Task details
Scan the listing for the word "Vintage" and report every line that contains it.

Provided data
***
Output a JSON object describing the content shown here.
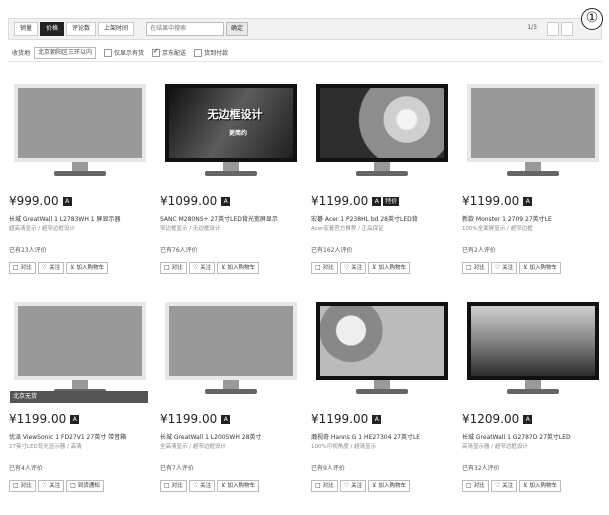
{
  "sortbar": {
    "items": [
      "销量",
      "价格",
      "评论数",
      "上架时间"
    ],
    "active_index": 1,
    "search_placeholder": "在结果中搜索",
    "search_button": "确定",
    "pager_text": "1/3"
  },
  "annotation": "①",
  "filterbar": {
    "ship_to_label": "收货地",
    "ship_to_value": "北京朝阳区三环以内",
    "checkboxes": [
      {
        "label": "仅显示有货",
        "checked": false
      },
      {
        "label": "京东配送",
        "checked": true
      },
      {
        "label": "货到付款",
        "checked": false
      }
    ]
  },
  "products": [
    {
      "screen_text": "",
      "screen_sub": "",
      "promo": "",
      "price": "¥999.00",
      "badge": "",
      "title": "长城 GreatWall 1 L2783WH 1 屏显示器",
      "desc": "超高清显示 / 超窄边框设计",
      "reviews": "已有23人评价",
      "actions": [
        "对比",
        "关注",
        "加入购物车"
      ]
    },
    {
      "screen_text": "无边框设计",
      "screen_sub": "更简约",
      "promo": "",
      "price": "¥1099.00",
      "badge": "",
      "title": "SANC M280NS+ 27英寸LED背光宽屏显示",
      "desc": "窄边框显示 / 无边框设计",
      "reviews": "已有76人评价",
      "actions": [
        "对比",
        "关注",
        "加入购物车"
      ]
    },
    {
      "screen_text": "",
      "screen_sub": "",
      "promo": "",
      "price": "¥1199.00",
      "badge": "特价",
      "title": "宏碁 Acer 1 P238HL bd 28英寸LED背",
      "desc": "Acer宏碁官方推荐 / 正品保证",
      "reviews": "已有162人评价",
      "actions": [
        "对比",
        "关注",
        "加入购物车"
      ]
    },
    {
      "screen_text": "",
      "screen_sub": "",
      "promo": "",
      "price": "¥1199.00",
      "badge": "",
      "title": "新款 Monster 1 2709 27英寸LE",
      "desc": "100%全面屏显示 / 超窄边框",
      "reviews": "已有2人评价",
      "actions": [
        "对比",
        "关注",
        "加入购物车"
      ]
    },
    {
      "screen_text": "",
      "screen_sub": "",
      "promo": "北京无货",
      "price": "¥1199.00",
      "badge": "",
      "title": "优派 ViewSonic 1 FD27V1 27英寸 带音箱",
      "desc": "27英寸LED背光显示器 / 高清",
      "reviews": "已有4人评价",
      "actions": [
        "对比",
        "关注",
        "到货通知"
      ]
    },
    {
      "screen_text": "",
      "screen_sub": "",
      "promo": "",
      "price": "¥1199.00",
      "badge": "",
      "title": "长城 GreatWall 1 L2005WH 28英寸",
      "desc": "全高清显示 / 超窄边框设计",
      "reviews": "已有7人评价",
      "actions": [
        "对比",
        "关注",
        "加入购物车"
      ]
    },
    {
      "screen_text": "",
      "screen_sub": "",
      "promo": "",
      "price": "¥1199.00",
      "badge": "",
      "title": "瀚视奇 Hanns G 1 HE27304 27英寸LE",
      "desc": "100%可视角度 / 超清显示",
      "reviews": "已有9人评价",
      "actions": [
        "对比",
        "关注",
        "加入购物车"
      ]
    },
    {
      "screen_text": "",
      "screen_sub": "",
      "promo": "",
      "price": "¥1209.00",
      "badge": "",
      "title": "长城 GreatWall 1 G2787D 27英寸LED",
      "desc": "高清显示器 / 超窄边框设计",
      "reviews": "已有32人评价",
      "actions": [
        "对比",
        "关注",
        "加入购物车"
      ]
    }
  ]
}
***
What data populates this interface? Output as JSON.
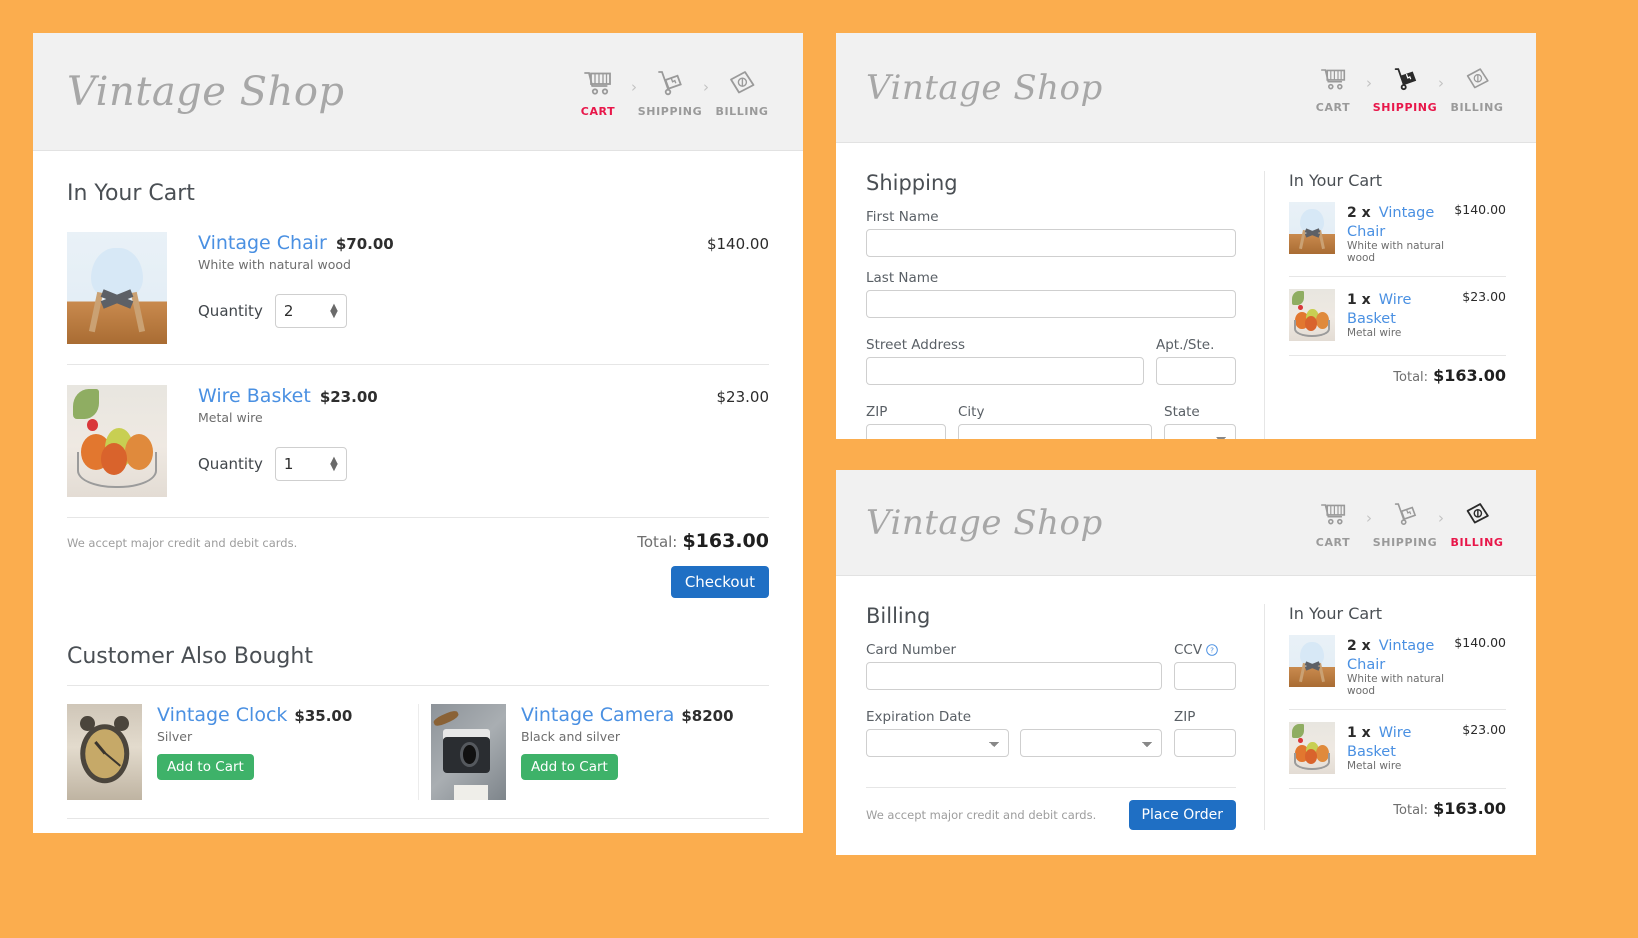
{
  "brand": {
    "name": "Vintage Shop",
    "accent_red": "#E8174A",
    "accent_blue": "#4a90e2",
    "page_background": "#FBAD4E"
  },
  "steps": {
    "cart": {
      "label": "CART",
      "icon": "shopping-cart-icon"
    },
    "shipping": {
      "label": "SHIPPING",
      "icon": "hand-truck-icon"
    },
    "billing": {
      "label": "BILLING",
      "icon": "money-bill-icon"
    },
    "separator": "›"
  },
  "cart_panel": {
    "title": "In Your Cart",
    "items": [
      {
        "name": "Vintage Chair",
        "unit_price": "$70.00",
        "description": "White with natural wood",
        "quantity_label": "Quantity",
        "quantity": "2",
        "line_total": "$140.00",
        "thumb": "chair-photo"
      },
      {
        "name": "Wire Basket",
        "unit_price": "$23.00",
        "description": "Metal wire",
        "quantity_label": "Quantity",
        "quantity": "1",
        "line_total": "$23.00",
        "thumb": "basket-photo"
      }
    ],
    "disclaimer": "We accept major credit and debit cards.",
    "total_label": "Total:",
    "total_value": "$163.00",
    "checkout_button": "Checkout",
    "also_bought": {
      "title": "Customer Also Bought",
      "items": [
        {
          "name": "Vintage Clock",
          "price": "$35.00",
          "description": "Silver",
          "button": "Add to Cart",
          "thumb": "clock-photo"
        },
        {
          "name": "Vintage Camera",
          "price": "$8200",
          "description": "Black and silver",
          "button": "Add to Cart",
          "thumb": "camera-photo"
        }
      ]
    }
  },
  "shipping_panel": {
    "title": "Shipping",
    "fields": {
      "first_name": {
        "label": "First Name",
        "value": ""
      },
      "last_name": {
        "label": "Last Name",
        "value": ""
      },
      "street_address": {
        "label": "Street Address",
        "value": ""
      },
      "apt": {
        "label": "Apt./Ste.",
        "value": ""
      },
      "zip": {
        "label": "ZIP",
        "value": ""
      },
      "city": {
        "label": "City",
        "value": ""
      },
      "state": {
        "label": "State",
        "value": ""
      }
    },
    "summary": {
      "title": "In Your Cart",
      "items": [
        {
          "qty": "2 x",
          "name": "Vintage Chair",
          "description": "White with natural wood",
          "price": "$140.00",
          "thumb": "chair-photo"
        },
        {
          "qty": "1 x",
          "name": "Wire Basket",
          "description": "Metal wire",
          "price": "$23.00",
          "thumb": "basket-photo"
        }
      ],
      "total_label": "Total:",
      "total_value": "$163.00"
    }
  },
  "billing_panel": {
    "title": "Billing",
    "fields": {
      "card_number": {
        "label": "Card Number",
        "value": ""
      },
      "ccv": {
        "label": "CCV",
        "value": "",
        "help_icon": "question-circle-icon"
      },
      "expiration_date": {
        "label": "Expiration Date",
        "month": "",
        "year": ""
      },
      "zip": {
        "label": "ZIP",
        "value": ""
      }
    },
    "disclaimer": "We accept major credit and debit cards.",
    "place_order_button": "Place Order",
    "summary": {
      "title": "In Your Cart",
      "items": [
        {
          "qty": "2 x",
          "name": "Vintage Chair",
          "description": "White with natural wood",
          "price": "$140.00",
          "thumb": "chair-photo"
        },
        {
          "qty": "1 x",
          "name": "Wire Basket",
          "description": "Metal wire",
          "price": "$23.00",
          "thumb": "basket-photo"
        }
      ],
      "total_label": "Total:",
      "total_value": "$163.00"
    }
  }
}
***
Exercise result
    "name": "Vintage Shop",
        "name": "Vintage Chair",
          "name": "Vintage Clock",
          "name": "Vintage Camera",
          "name": "Vintage Chair",
          "name": "Vintage Chair",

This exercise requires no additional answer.